Gallbladder cancer (GBC) is an uncommon but highly fatal malignancy; fewer than 5000 new cases are diagnosed each year in the United States. The majority are found incidentally in patients undergoing exploration for cholelithiasis; a tumor will be found in 1 to 2 percent of such cases [1-4]. The poor prognosis associated with GBC is thought to be related to advanced stage at diagnosis, which is due both to the anatomic position of the gallbladder, and the vagueness and nonspecificity of symptoms.
Here we will discuss the epidemiology, risk factors, clinical features, and diagnostic evaluation of GBC. Treatment of localized, potentially resectable GBC, and treatment for advanced disease are covered separately, as is cholangiocarcinoma. (See "Adjuvant treatment for localized, potentially resectable gallbladder cancer" and "Treatment of advanced, unresectable gallbladder cancer" and "Epidemiology, pathogenesis, and classification of cholangiocarcinoma" and "Clinical manifestations and diagnosis of cholangiocarcinoma".)
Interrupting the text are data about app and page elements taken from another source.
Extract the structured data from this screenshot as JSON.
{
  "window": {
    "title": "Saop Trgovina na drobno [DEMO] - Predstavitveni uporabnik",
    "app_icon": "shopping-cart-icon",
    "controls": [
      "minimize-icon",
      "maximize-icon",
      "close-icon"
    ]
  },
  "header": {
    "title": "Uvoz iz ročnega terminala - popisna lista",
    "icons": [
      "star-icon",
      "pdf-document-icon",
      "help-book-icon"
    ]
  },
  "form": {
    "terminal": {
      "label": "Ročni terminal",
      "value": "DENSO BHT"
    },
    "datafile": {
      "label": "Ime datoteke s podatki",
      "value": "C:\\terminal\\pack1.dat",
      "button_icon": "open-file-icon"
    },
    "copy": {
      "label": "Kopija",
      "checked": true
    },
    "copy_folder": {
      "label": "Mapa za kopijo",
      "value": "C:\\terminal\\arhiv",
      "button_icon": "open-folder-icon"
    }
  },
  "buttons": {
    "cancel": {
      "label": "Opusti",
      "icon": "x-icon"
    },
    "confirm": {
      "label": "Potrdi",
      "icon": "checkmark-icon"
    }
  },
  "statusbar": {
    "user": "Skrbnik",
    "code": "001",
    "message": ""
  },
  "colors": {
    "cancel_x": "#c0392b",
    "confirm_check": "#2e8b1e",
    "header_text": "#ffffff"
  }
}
Worldwide, there is a prominent geographic variability in GBC incidence that correlates with the prevalence of cholelithiasis. High rates of GBC are seen in South American countries, particularly Chile, Bolivia, and Ecuador, as well as some areas of India, Pakistan, Japan and Korea [5,6]. In Chile, mortality rates from GBC are the highest in the world. These populations all share a high prevalence of gallstones and/or salmonella infection, both recognized risk factors for GBC [7-9]. Both genetic factors and socioeconomic issues that delay or prevent access to cholecystectomy for gallstones are thought to be contributory [10,11]. (See 'Risk factors' below and 'Molecular pathogenesis' below.)
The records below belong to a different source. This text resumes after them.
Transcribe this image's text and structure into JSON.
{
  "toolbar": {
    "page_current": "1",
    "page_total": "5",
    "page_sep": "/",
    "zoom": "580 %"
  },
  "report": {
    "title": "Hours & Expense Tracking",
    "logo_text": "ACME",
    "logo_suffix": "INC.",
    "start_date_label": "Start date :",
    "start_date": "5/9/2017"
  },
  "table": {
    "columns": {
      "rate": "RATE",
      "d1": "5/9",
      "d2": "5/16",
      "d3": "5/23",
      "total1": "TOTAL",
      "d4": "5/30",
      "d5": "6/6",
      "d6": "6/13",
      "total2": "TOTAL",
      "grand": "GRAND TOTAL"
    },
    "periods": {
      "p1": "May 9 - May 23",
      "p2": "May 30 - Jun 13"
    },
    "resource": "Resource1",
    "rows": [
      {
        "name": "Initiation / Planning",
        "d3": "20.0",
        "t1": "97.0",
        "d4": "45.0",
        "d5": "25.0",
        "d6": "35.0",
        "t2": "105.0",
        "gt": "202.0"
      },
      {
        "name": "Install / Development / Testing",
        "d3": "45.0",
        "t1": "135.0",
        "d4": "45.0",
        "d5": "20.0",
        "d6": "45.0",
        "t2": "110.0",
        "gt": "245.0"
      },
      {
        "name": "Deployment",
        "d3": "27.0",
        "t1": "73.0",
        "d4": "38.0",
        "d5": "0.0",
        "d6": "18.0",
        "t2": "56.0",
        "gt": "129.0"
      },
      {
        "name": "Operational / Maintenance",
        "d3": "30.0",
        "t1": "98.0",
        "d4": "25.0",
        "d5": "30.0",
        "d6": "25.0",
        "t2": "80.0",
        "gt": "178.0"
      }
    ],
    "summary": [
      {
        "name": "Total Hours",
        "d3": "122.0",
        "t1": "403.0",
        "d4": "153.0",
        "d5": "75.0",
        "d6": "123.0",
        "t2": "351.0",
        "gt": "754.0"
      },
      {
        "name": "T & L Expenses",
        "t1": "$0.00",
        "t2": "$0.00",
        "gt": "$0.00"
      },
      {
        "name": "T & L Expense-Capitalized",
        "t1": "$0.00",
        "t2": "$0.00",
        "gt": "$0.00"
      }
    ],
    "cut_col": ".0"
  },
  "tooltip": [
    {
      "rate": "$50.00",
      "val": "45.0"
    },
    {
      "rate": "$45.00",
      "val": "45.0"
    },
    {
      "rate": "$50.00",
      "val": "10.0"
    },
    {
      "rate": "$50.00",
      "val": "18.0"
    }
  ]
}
North America is considered a low incidence area. In the United States, GBC is the most common cancer arising in the biliary tract . Estimates from the SEER (Surveillance, Epidemiology and End Results) database reveal an incidence of 1 to 2 cases per 100,000 population in the US . Although the available data support a decreased overall incidence of GBC in the United States over the last 30 years, the incidence may be increasing in younger individuals [12,13]. In contrast to the general population, GBC is the most common GI malignancy in both Southwestern Native Americans and in Mexican Americans .
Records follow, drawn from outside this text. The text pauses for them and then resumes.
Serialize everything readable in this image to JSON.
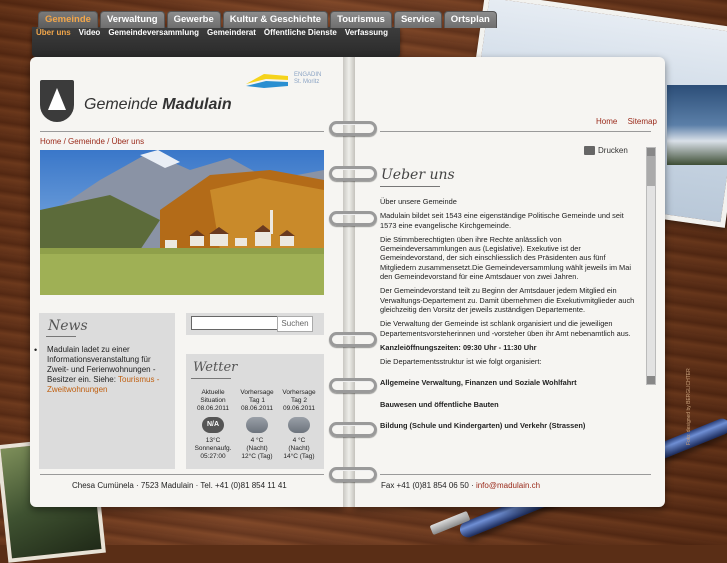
{
  "nav": {
    "top": [
      "Gemeinde",
      "Verwaltung",
      "Gewerbe",
      "Kultur & Geschichte",
      "Tourismus",
      "Service",
      "Ortsplan"
    ],
    "sub": [
      "Über uns",
      "Video",
      "Gemeindeversammlung",
      "Gemeinderat",
      "Öffentliche Dienste",
      "Verfassung"
    ]
  },
  "brand": {
    "prefix": "Gemeinde ",
    "name": "Madulain",
    "logo_text_1": "ENGADIN",
    "logo_text_2": "St. Moritz"
  },
  "breadcrumb": {
    "home": "Home",
    "sep1": " / ",
    "gemeinde": "Gemeinde",
    "sep2": " / ",
    "current": "Über uns"
  },
  "top_links": {
    "home": "Home",
    "sitemap": "Sitemap"
  },
  "print": {
    "label": "Drucken",
    "icon": "printer-icon"
  },
  "news": {
    "title": "News",
    "text": "Madulain ladet zu einer Informationsveranstaltung für Zweit- und Ferienwohnungen - Besitzer ein. Siehe: ",
    "link": "Tourismus - Zweitwohnungen"
  },
  "search": {
    "placeholder": "",
    "button": "Suchen"
  },
  "weather": {
    "title": "Wetter",
    "columns": [
      {
        "head1": "Aktuelle",
        "head2": "Situation",
        "date": "08.06.2011",
        "icon": "na-icon",
        "icon_text": "N/A",
        "line1": "13°C",
        "line2": "Sonnenaufg.",
        "line3": "05:27:00"
      },
      {
        "head1": "Vorhersage",
        "head2": "Tag 1",
        "date": "08.06.2011",
        "icon": "cloud-rain-icon",
        "icon_text": "",
        "line1": "4 °C",
        "line2": "(Nacht)",
        "line3": "12°C (Tag)"
      },
      {
        "head1": "Vorhersage",
        "head2": "Tag 2",
        "date": "09.06.2011",
        "icon": "cloud-rain-icon",
        "icon_text": "",
        "line1": "4 °C",
        "line2": "(Nacht)",
        "line3": "14°C (Tag)"
      }
    ]
  },
  "footer": {
    "left": "Chesa Cumünela · 7523 Madulain · Tel. +41 (0)81 854 11 41",
    "right_prefix": "Fax +41 (0)81 854 06 50 · ",
    "email": "info@madulain.ch"
  },
  "content": {
    "title": "Ueber uns",
    "intro": "Über unsere Gemeinde",
    "paragraphs": [
      "Madulain bildet seit 1543 eine eigenständige Politische Gemeinde und seit 1573 eine evangelische Kirchgemeinde.",
      "Die Stimmberechtigten üben ihre Rechte anlässlich von Gemeindeversammlungen aus (Legislative). Exekutive ist der Gemeindevorstand, der sich einschliesslich des Präsidenten aus fünf Mitgliedern zusammensetzt.Die Gemeindeversammlung wählt jeweils im Mai den Gemeindevorstand für eine Amtsdauer von zwei Jahren.",
      "Der Gemeindevorstand teilt zu Beginn der Amtsdauer jedem Mitglied ein Verwaltungs-Departement zu. Damit übernehmen die Exekutivmitglieder auch gleichzeitig den Vorsitz der jeweils zuständigen Departemente.",
      "Die Verwaltung der Gemeinde ist schlank organisiert und die jeweiligen Departementsvorsteherinnen und -vorsteher üben ihr Amt nebenamtlich aus."
    ],
    "office_hours": "Kanzleiöffnungszeiten: 09:30 Uhr - 11:30 Uhr",
    "structure_intro": "Die Departementsstruktur ist wie folgt organisiert:",
    "departments": [
      "Allgemeine Verwaltung, Finanzen und Soziale Wohlfahrt",
      "Bauwesen und öffentliche Bauten",
      "Bildung (Schule und Kindergarten) und Verkehr (Strassen)"
    ]
  },
  "side_text": "Foto: designed by BERGLICHTER",
  "colors": {
    "accent_orange": "#f2a64a",
    "link_red": "#9a2a1a",
    "news_link": "#c06010"
  }
}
In addition to geography, there are also age, race, and gender-related differences in the incidence of GBC. Incidence steadily increases with age, women are affected two to six times more often than men [15,16], and GBC is more common in Caucasians than in blacks .